*** DATASET EXCERPTS Section Begins ***

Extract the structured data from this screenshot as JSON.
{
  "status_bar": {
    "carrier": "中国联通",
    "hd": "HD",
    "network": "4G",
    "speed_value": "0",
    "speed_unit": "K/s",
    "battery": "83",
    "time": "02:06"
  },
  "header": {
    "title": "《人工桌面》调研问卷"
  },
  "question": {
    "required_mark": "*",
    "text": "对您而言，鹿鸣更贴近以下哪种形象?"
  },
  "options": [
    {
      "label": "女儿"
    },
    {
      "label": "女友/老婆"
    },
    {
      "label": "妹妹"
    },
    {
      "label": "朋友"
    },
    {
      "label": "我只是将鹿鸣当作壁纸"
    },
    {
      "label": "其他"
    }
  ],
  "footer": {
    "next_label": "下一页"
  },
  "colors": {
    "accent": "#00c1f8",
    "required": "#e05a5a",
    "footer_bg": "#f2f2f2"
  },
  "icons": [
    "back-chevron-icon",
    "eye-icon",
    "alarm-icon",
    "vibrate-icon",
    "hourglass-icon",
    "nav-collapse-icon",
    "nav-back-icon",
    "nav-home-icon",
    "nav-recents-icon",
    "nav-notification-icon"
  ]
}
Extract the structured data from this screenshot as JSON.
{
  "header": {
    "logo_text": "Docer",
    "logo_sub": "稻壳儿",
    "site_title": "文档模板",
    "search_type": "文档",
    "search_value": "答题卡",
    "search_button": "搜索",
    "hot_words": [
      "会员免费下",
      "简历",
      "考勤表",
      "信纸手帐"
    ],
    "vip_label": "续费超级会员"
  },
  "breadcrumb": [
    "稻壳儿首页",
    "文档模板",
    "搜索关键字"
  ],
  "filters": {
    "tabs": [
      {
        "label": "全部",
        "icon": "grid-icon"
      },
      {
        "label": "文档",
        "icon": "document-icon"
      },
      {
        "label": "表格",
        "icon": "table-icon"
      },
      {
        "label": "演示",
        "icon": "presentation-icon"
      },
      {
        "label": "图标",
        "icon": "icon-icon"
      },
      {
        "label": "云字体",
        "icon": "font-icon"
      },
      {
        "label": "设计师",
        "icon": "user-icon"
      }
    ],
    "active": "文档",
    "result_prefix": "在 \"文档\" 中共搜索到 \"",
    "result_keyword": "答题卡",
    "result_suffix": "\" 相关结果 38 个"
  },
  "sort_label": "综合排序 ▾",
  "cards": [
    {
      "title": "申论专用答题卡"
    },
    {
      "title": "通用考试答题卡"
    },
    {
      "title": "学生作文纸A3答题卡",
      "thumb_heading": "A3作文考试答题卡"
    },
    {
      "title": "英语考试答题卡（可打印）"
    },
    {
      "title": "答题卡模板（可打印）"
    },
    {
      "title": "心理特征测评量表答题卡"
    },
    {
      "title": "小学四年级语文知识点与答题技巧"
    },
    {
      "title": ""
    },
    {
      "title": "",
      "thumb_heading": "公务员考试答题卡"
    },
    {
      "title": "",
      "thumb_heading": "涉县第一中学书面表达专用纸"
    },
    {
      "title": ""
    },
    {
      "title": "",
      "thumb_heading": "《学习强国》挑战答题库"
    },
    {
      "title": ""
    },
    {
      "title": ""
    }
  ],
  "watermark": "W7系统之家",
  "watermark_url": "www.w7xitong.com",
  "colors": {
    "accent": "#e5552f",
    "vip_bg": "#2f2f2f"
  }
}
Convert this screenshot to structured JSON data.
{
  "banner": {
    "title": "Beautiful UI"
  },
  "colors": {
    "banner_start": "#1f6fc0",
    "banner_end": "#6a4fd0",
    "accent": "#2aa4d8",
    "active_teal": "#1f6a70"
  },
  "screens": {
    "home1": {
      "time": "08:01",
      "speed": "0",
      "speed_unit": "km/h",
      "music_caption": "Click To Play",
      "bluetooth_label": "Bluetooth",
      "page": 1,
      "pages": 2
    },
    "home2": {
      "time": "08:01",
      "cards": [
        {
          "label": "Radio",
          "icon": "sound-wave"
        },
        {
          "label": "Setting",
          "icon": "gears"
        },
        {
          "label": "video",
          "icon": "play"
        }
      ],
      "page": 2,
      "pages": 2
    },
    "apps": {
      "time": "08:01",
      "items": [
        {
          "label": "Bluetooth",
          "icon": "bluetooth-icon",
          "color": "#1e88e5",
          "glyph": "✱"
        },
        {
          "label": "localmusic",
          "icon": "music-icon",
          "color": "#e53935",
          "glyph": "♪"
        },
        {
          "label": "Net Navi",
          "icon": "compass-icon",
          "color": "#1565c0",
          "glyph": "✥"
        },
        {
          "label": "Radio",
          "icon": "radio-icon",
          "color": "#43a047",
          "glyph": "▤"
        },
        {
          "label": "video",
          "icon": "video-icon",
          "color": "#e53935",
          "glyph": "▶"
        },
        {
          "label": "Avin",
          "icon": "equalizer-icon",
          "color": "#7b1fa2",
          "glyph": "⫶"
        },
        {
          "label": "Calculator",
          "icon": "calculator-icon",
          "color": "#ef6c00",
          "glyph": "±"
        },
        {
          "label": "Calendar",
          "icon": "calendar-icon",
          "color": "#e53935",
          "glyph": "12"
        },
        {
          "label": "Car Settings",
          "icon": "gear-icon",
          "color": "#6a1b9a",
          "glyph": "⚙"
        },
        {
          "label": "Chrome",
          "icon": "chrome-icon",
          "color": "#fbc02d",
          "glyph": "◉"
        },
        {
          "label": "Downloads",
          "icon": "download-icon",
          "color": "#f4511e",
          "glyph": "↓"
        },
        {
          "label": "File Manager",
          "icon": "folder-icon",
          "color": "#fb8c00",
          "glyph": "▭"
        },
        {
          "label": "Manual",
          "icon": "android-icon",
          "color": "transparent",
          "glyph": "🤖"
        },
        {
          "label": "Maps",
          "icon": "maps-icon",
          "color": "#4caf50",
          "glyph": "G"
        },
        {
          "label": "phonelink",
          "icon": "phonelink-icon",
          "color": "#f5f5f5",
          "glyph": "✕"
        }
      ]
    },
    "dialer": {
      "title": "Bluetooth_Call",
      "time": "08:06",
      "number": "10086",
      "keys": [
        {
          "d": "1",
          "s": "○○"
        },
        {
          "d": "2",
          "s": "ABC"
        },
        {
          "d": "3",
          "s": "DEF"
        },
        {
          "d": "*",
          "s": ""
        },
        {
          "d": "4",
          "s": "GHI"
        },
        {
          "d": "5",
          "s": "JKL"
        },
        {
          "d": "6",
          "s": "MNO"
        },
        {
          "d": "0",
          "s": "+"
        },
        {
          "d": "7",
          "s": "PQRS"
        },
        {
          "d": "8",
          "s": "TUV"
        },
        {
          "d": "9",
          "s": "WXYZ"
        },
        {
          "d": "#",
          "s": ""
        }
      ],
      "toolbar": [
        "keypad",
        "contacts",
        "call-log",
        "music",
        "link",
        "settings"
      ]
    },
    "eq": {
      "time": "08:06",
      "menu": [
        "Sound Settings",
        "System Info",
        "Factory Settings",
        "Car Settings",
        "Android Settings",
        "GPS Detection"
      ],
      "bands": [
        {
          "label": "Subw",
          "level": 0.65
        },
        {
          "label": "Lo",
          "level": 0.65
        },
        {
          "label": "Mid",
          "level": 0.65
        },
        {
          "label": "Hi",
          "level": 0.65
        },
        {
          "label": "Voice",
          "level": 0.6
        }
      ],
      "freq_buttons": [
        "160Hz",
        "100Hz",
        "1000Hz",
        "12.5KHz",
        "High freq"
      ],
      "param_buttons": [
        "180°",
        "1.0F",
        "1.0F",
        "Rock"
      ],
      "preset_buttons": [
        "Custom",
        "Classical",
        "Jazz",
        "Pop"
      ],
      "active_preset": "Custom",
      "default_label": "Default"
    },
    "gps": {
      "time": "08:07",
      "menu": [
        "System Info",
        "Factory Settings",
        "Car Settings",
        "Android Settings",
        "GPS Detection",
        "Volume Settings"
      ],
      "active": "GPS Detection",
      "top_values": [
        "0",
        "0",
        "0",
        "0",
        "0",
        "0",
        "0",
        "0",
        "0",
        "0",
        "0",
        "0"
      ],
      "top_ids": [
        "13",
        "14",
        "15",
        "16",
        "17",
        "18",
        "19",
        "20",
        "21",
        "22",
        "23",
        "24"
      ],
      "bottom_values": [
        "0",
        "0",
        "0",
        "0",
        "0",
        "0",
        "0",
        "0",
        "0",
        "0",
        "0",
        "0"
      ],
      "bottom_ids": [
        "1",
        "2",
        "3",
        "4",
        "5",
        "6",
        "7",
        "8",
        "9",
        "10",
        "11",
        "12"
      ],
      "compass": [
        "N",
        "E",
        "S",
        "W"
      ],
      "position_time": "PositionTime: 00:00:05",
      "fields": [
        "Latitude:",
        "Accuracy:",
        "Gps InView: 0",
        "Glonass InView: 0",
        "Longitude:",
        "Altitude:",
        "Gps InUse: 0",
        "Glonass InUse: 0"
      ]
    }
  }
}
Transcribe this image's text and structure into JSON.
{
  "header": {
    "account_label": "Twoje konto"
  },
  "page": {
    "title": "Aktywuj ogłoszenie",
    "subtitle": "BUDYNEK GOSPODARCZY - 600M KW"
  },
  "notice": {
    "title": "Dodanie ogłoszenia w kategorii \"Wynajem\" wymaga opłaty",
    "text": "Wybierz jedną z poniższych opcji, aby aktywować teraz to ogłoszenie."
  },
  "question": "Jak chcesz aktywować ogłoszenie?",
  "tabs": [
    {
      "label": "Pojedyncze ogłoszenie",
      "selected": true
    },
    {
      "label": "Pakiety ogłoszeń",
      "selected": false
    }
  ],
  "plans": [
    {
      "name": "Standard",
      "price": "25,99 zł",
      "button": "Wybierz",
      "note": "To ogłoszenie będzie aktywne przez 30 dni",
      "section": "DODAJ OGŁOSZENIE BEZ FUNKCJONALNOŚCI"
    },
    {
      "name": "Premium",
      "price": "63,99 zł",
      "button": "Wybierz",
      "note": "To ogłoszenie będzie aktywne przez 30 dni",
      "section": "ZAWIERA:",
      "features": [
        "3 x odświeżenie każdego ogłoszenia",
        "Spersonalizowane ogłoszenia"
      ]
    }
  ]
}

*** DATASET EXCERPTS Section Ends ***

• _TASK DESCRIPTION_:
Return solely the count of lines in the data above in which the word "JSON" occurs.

• _ANSWER SPACE_:
4